For readers of Entangled Life and The Hidden Life of Trees, a fascinating journey into the world of plants and animals, and the ways they communicate with each other.
In forests, fields, and even gardens, there is a constant exchange of information going on. Animals and plants must communicate with one another to survive, but they also tell lies, set traps, talk to themselves, and speak to each other in a variety of unexpected ways.
Here, behavioral biologist Madlen Ziege reveals the fascinating world of nonhuman communication. In charming, humorous, and accessible prose, she reveals the hidden world of nature’s language, and how it can help us to understand our own place in the natural world.
Every living organism communicates
Why do we need this book?
Life’s to-do list
A world of information
How is information exchanged?
- Life is live
Everything is so nice and colorful here
The world of smells
- Life is on stand-by
No information without receptors
Here’s looking at you, kid
Listen and be amazed
Follow your sense of smell
Who exchanges information with whom and why?
- Unicellular organisms—communication in the smallest spaces
Eating and being eaten
Says one bacterium to another
- Multicellular organisms—the language of fungi and plants
Order a bite!
Plants à la carte
Sex or no sex
- Multicellular organisms—communication is animal magic
A matter of life and death
Coming, ready or not
Let’s get it on?
Two, three, many—communication in groups
What if everything changes?
- When animals leave the forest
Rabbits at home in the city
And the moral of the story?
“It's always amazing how talkative nature is—very enlightening and entertaining!”
—Peter Wohlleben, author of The Hidden Life of Trees
“In accessible language [Ziege] reports on fascinatingly clever chemical communication among bacteria; tells how wild rabbits coordinate and how badgers warn their enemies… Mushrooms set traps, fish lie, and fox and fir tree say goodnight. Illuminating brain food.”
“Communication between animals and plants takes on a whole new dimension.”

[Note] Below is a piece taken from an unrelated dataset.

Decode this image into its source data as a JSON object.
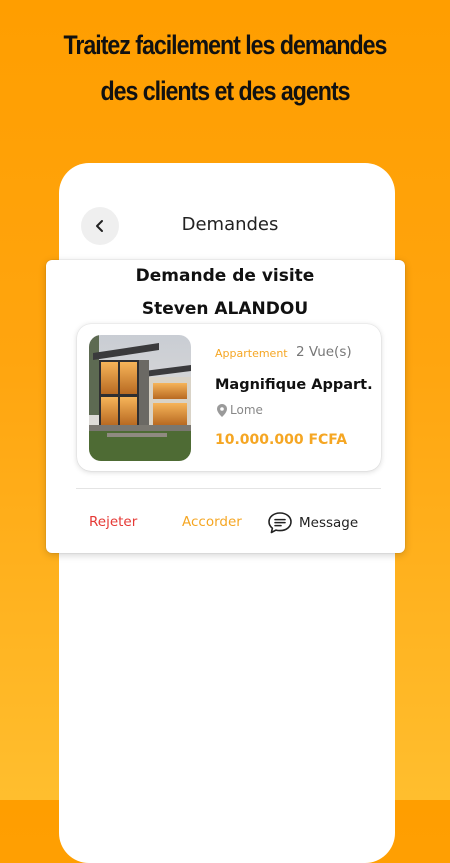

“In the forest and in your own garden, things are… anything but quiet and calm, as Madlen Ziege, in a light and entertaining way, and using astonishing scientific knowledge, shows us.”